The constitution provides for freedom of religion and prohibits the government from taking any action to compel, prohibit, or hinder the exercise of religion. On January 18, the government celebrated the annual National Day of Prayer that “welcome[d] all expressions of religion…without reservation or reproach.”
Activities to promote religious freedom included a Christmas celebration in Koror featuring Christian songs and prayers offered by various denominations. Leaders from traditional religious groups continued to convene for cultural and government events across the country at times during the year.

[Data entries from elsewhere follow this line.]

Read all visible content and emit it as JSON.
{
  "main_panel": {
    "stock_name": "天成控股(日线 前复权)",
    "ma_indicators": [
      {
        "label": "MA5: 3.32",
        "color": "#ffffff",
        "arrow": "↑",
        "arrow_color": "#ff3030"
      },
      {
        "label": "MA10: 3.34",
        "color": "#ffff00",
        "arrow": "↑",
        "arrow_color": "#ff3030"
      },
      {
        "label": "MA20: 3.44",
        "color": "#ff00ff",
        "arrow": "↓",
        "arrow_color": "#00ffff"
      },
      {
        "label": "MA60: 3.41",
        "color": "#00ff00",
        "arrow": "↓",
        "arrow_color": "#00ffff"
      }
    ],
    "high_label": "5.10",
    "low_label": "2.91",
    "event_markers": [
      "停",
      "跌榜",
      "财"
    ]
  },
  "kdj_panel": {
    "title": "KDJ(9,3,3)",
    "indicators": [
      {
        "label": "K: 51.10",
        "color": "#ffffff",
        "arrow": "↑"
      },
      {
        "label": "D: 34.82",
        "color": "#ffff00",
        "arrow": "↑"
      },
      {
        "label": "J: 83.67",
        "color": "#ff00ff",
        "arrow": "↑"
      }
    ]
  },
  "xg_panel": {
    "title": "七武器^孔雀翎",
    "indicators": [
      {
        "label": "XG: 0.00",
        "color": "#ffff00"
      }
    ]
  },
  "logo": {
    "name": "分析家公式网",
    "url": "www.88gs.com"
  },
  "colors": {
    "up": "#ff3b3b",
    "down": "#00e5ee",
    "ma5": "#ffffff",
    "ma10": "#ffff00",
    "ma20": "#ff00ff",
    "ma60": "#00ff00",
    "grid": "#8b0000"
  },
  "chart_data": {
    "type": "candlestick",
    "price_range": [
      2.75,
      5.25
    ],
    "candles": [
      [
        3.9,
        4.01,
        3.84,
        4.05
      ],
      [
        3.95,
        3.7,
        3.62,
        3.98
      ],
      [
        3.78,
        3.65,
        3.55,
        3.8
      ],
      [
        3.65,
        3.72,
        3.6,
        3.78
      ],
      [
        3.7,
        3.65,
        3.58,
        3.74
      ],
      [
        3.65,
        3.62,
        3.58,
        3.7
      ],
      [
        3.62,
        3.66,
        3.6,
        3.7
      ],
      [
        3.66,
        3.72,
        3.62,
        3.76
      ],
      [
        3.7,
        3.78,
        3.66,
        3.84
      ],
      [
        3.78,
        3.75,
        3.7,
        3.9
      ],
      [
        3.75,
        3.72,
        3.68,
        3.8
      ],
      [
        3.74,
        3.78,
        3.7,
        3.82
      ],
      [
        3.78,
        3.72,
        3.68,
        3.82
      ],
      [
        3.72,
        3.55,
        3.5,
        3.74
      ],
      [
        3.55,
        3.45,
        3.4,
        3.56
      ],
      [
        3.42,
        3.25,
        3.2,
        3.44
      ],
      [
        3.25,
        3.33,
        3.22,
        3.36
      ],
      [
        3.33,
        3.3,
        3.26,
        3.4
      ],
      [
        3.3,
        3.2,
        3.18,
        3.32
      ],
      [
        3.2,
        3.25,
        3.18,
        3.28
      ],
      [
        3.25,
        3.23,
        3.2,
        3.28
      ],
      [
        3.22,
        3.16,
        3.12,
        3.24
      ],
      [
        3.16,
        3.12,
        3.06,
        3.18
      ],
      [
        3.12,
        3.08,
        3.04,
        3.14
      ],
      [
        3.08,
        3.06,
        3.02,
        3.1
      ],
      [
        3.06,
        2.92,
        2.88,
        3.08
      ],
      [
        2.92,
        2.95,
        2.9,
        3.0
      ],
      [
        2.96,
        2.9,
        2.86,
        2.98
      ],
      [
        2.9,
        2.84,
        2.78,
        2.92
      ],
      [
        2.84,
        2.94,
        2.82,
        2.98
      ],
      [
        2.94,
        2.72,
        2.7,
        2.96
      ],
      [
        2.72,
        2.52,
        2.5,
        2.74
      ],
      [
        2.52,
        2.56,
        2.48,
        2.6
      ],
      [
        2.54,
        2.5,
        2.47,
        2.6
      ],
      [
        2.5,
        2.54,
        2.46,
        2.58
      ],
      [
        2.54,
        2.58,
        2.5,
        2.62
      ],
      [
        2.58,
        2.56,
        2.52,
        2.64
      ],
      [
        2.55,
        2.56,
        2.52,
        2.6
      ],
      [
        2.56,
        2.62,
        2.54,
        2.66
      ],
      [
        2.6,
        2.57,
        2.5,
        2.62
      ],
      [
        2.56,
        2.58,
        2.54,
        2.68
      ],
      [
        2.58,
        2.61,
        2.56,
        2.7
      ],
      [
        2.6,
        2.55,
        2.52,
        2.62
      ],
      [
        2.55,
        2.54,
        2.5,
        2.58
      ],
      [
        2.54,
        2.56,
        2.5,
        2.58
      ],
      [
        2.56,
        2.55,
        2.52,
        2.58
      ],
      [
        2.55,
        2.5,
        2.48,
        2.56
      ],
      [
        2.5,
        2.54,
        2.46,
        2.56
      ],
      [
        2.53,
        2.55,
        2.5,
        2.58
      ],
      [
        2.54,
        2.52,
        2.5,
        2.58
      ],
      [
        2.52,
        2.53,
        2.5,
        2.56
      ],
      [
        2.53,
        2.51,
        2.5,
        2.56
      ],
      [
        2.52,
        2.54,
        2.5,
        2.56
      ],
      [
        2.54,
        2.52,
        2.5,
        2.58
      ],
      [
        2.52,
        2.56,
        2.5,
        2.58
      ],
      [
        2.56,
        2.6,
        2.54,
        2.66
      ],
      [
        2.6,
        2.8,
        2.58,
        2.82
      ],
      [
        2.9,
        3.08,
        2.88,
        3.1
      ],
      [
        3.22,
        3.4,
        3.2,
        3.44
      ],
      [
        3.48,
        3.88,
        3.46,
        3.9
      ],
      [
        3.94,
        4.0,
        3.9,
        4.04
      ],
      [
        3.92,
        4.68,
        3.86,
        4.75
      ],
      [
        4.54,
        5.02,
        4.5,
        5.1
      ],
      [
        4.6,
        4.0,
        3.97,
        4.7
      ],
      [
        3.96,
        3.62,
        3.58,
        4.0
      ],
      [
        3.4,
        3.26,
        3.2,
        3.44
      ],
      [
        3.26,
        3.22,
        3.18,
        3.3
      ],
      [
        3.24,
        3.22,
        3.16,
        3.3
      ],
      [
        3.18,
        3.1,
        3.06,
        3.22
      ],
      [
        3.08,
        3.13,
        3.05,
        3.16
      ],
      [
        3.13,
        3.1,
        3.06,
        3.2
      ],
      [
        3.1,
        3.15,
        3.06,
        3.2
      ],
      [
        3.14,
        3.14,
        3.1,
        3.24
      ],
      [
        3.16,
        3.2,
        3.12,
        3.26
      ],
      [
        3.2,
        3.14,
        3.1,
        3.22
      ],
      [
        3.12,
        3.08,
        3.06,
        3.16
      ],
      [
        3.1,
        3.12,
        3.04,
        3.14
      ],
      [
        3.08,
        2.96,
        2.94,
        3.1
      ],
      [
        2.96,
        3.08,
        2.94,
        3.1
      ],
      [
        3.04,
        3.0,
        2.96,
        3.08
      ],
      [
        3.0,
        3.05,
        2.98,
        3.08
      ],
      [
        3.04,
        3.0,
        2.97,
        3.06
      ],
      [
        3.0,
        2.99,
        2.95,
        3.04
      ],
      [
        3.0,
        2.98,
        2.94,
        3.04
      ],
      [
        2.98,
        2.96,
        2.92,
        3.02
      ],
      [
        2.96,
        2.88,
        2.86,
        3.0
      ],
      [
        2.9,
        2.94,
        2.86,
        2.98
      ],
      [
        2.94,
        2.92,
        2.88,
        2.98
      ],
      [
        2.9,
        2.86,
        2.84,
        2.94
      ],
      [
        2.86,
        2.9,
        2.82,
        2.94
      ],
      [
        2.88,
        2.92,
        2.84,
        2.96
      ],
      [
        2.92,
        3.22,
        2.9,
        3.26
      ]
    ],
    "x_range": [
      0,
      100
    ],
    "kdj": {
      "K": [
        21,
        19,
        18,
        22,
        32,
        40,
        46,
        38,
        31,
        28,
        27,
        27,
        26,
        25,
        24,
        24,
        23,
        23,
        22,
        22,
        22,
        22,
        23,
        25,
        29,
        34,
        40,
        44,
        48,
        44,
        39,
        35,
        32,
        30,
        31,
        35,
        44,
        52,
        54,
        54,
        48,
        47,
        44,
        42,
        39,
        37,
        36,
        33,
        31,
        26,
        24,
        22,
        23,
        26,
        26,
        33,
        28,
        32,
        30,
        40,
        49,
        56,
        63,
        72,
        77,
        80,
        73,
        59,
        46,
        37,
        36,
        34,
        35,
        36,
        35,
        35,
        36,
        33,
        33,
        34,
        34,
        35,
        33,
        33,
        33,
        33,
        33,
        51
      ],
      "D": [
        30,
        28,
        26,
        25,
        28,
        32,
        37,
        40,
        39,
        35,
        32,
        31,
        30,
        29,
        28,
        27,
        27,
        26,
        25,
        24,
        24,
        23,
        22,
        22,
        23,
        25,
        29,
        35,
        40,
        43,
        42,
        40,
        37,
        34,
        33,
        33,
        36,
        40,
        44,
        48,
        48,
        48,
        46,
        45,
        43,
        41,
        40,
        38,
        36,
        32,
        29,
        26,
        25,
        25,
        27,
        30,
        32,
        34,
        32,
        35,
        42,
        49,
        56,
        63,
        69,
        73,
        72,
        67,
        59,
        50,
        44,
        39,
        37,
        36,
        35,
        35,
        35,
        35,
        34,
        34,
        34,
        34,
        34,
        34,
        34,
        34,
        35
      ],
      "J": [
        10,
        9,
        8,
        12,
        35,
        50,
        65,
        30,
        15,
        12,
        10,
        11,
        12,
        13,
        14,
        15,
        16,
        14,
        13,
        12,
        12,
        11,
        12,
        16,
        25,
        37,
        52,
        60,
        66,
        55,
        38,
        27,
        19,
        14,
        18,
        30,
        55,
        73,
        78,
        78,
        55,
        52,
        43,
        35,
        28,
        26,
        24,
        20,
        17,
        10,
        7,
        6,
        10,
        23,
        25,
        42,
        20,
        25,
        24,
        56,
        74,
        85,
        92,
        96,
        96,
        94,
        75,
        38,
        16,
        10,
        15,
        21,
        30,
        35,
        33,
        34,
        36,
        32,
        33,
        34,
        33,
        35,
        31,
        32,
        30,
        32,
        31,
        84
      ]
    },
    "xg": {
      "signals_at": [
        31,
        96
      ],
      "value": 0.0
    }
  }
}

On July 2, the U.S. Ambassador conducted a discussion with guests from church-affiliated high schools. Visiting U.S. forces in the country for exercises and other civil engagements regularly deployed with military chaplains, who engaged with religious communities. Between June and October, a visiting chaplain from the U.S. Army contacted the Evangelical Church and discussed the effect of drugs and alcohol abuse on families and the community. A U.S. Navy chaplain visited for several months as part of exercise “Koa Moana” and met with the Seventh-day Adventist congregation and other faith groups and participated in a number of public discussions on topics that included youth suicide in the country.